Interestingly, the lush intensity of the jungle softened all the fragrances, and I was really digging DuskBlossom with Butterfly as I wandered around under massive vine covered trees investigating endless variations of miniscule mosses.

IMG_7585.jpg

IMG_7573.jpg

Copal

In the off-the-beaten-track shop of Miss Garcia I hit gold in the form of Copal Resin.  Miss Garcia opened the door of her pink shop to us on a Saturday night.  Her smile and transcendent Saturday night copal smudging scent greeted us. Still soft and fresh, she unwrapped the copal and cut me off a 1/4 pound piece.  I mentioned I wanted to tincture it for perfume, and she instructed that it should soak for 9 days, a sacred number as per the Mayans.

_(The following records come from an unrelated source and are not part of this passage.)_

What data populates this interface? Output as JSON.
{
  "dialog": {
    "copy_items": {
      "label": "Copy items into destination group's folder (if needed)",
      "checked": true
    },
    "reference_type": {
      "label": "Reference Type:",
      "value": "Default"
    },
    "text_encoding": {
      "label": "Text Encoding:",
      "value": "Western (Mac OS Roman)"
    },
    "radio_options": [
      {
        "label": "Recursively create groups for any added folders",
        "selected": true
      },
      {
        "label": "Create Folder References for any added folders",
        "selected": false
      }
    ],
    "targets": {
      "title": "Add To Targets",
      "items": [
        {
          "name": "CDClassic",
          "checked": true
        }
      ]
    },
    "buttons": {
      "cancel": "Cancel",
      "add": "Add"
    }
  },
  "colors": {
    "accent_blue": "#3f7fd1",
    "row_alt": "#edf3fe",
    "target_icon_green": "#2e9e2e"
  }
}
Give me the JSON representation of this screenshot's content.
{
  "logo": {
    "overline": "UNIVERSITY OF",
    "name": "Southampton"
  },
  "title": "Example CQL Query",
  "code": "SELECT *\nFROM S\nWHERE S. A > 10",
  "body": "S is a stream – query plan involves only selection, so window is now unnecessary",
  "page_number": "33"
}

I left the shop floating on an incense cloud basking in the radiance of the kindly Miss Garcia.

I will tincture some in organic alcohol and oil.  For 9 days, as recommended.

Incidentally, Copal is a resin from the Copal Protium Tree.  It is used mostly as an incense but can add a lovely incense base note to perfumes.  A bit like Frankincense only sweeter and more ethereal.

IMG_7611.jpg
Miss Garcia

 

IMG_7612.jpg
Miss Garcia’s shop.

IMG_7602.jpg

IMG_7607.jpg
All the gorgeous imperfections.
IMG_7608.jpg
Cutting it is like cutting a very firm cheese
IMG_7718.jpg
The tree is nicked to cause the resin to flow.

Mayan Faeries – The Alux

IMG_7566.jpg
The faerie hunter.

This dapper fellow and frequent travel companion is my dad.  In addition to being an incredibly literate professor, he shares my curiosity in faeries.  He always gets his question out in the most serious and professorial of manners, asking our local guides what they know of the Alux (pronounced ah-loosh) a Mayan sprite or faerie.

As children our Belizean guides were cautioned not to go into caves.  In the caves the Alux lie in wait and will get you.  And parents are advised to have more than 1 child as the Alux are less likely to talk a child into going off with him if a sibling is present.

“Does anyone ever come back from there after being caught?” asks yours truly.

“Ummm.  No.”

Now, doesn’t that make you just a touch suspicious?  Don’t you wonder what it’s like in the land of the Alux?  Maybe it’s super nice and the children don’t WANT to come back…  Hmmm.

Belize & Guatemala Part II coming very soon..

In the meantime for more scented beauty, check out Julie Johnson’s blog –

The Redolent Mermaid

Do you travel with perfume?  How do you decide what to bring?

IMG_7713.jpg